**YOUR TASK:**
Would you set down every line of the data below exactly as it reads?

Data entries:

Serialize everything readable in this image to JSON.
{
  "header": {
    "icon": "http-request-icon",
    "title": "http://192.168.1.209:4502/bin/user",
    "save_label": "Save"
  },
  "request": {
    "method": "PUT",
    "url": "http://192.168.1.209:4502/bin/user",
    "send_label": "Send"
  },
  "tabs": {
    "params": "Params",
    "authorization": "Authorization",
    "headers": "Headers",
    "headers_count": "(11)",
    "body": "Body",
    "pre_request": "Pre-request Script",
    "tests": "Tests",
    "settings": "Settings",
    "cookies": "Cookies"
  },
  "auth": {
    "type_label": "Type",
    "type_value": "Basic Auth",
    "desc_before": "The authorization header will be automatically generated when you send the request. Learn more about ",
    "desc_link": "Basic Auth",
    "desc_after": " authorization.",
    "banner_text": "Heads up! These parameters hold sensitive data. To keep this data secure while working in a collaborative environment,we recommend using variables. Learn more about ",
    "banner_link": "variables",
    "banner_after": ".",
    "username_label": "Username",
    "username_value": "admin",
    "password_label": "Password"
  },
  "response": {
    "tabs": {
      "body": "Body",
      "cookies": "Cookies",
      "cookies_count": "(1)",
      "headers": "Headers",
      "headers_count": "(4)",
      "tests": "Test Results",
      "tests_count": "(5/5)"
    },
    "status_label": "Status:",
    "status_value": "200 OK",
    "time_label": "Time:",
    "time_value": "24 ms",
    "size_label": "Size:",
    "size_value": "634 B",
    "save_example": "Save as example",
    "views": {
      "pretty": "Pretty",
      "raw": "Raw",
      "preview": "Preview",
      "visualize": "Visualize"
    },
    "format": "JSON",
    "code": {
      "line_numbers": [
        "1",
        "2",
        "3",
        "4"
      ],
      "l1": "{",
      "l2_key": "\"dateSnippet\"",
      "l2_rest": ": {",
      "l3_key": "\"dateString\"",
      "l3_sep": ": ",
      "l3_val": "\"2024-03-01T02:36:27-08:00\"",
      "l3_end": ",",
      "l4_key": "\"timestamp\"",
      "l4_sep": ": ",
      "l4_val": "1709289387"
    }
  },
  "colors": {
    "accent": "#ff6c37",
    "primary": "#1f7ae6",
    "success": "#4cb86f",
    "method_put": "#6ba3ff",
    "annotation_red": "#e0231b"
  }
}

**EXERCISE RESPONSE:**
Serialize everything readable in this image to JSON.
{
  "header": {
    "icon": "http-request-icon",
    "title": "http://192.168.1.209:4502/bin/user",
    "save_label": "Save"
  },
  "request": {
    "method": "PUT",
    "url": "http://192.168.1.209:4502/bin/user",
    "send_label": "Send"
  },
  "tabs": {
    "params": "Params",
    "authorization": "Authorization",
    "headers": "Headers",
    "headers_count": "(11)",
    "body": "Body",
    "pre_request": "Pre-request Script",
    "tests": "Tests",
    "settings": "Settings",
    "cookies": "Cookies"
  },
  "auth": {
    "type_label": "Type",
    "type_value": "Basic Auth",
    "desc_before": "The authorization header will be automatically generated when you send the request. Learn more about ",
    "desc_link": "Basic Auth",
    "desc_after": " authorization.",
    "banner_text": "Heads up! These parameters hold sensitive data. To keep this data secure while working in a collaborative environment,we recommend using variables. Learn more about ",
    "banner_link": "variables",
    "banner_after": ".",
    "username_label": "Username",
    "username_value": "admin",
    "password_label": "Password"
  },
  "response": {
    "tabs": {
      "body": "Body",
      "cookies": "Cookies",
      "cookies_count": "(1)",
      "headers": "Headers",
      "headers_count": "(4)",
      "tests": "Test Results",
      "tests_count": "(5/5)"
    },
    "status_label": "Status:",
    "status_value": "200 OK",
    "time_label": "Time:",
    "time_value": "24 ms",
    "size_label": "Size:",
    "size_value": "634 B",
    "save_example": "Save as example",
    "views": {
      "pretty": "Pretty",
      "raw": "Raw",
      "preview": "Preview",
      "visualize": "Visualize"
    },
    "format": "JSON",
    "code": {
      "line_numbers": [
        "1",
        "2",
        "3",
        "4"
      ],
      "l1": "{",
      "l2_key": "\"dateSnippet\"",
      "l2_rest": ": {",
      "l3_key": "\"dateString\"",
      "l3_sep": ": ",
      "l3_val": "\"2024-03-01T02:36:27-08:00\"",
      "l3_end": ",",
      "l4_key": "\"timestamp\"",
      "l4_sep": ": ",
      "l4_val": "1709289387"
    }
  },
  "colors": {
    "accent": "#ff6c37",
    "primary": "#1f7ae6",
    "success": "#4cb86f",
    "method_put": "#6ba3ff",
    "annotation_red": "#e0231b"
  }
}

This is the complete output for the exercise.